Extensive restoration efforts in southern California coastal wetlands highlight several challenges for urban salt marsh restoration, including: habitat isolation and fragmentation, impacts from exotic species, the loss of transitional upland habitats, and other alterations to hydrologic and sediment dynamics. Habitat isolation impairs colonization by dispersal-limited plants, so planting becomes essential to achieve diverse salt marshes. Low species richness slows the development of salt marsh functions (e.g., biomass and nitrogen accumulation) in southern California. A variety of exotic species have invaded the upper reaches of salt marshes in southern California, most commonly in marshes with hydrological modifications. The replacement of gradual slopes between wetlands and uplands by sharp transitions abutting urban development limits our ability to restore rare plant and animal populations. Where hydrologic connections are impaired by roads and other structures, the natural migration of channels is constrained, and sediment dynamics often lead to lagoon mouth closure.

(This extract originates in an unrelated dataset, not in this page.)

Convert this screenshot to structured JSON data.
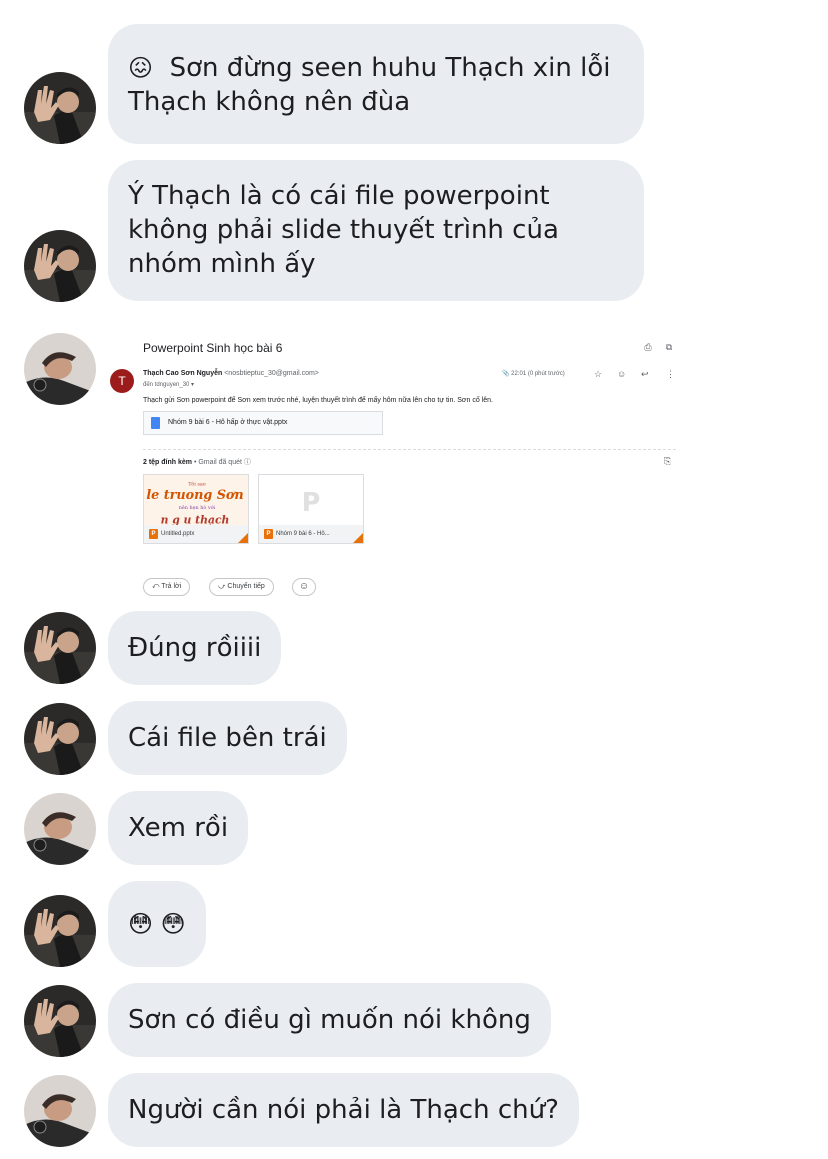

A case study from Tijuana River National Estuarine Research Reserve (hereafter, Tijuana Estuary) further illustrates a specific lesson for urban salt marsh restoration concerning watershed issues and sediment dynamics. In the south arm of Tijuana Estuary, watershed urbanization, along with local climate, topography, and soils, has resulted in extreme rates of sediment accumulation. Sedimentation rates in a salt marsh in the south arm of the estuary ranged from 10 to 30 cm over a single winter (1994–95), substantially greater than historic sedimentation rates in the estuary or rates from other coastal wetlands with storm sedimentation. Sediment buried salt marsh vegetation in place and is converting intertidal salt marsh to uplands. These impacts illustrate the need to consider watershed issues and sediment control in managing and restoring urban salt marshes.